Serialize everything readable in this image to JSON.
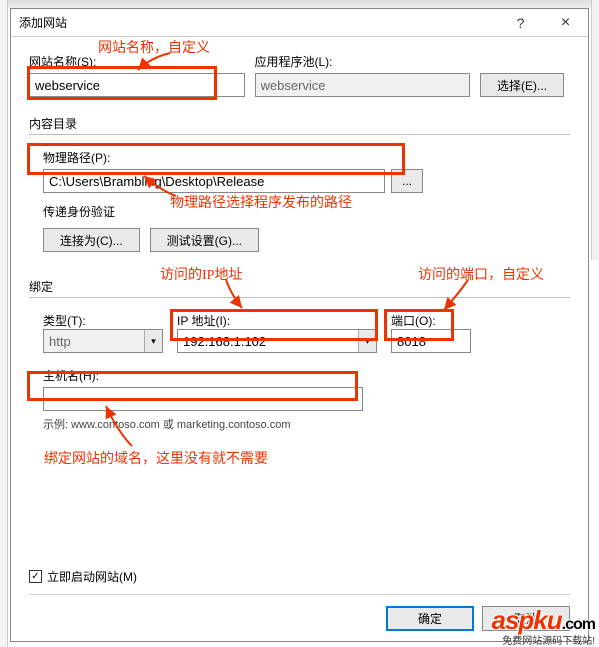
{
  "window": {
    "title": "添加网站",
    "help": "?",
    "close": "×"
  },
  "site": {
    "name_label": "网站名称(S):",
    "name_value": "webservice",
    "pool_label": "应用程序池(L):",
    "pool_value": "webservice",
    "select_btn": "选择(E)..."
  },
  "content_dir": {
    "group_title": "内容目录",
    "path_label": "物理路径(P):",
    "path_value": "C:\\Users\\Brambling\\Desktop\\Release",
    "browse": "...",
    "auth_label": "传递身份验证",
    "connect_btn": "连接为(C)...",
    "test_btn": "测试设置(G)..."
  },
  "binding": {
    "group_title": "绑定",
    "type_label": "类型(T):",
    "type_value": "http",
    "ip_label": "IP 地址(I):",
    "ip_value": "192.168.1.102",
    "port_label": "端口(O):",
    "port_value": "8018",
    "host_label": "主机名(H):",
    "host_value": "",
    "example": "示例: www.contoso.com 或 marketing.contoso.com"
  },
  "start_site": {
    "label": "立即启动网站(M)",
    "checked": "✓"
  },
  "footer": {
    "ok": "确定",
    "cancel": "取消"
  },
  "annotations": {
    "a1": "网站名称，自定义",
    "a2": "物理路径选择程序发布的路径",
    "a3": "访问的IP地址",
    "a4": "访问的端口，自定义",
    "a5": "绑定网站的域名，这里没有就不需要"
  },
  "watermark": {
    "brand": "aspku",
    "dotcom": ".com",
    "sub": "免费网站源码下载站!"
  }
}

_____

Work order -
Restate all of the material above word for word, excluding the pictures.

Exercise output -
Serialize everything readable in this image to JSON.
{
  "window": {
    "title": "添加网站",
    "help": "?",
    "close": "×"
  },
  "site": {
    "name_label": "网站名称(S):",
    "name_value": "webservice",
    "pool_label": "应用程序池(L):",
    "pool_value": "webservice",
    "select_btn": "选择(E)..."
  },
  "content_dir": {
    "group_title": "内容目录",
    "path_label": "物理路径(P):",
    "path_value": "C:\\Users\\Brambling\\Desktop\\Release",
    "browse": "...",
    "auth_label": "传递身份验证",
    "connect_btn": "连接为(C)...",
    "test_btn": "测试设置(G)..."
  },
  "binding": {
    "group_title": "绑定",
    "type_label": "类型(T):",
    "type_value": "http",
    "ip_label": "IP 地址(I):",
    "ip_value": "192.168.1.102",
    "port_label": "端口(O):",
    "port_value": "8018",
    "host_label": "主机名(H):",
    "host_value": "",
    "example": "示例: www.contoso.com 或 marketing.contoso.com"
  },
  "start_site": {
    "label": "立即启动网站(M)",
    "checked": "✓"
  },
  "footer": {
    "ok": "确定",
    "cancel": "取消"
  },
  "annotations": {
    "a1": "网站名称，自定义",
    "a2": "物理路径选择程序发布的路径",
    "a3": "访问的IP地址",
    "a4": "访问的端口，自定义",
    "a5": "绑定网站的域名，这里没有就不需要"
  },
  "watermark": {
    "brand": "aspku",
    "dotcom": ".com",
    "sub": "免费网站源码下载站!"
  }
}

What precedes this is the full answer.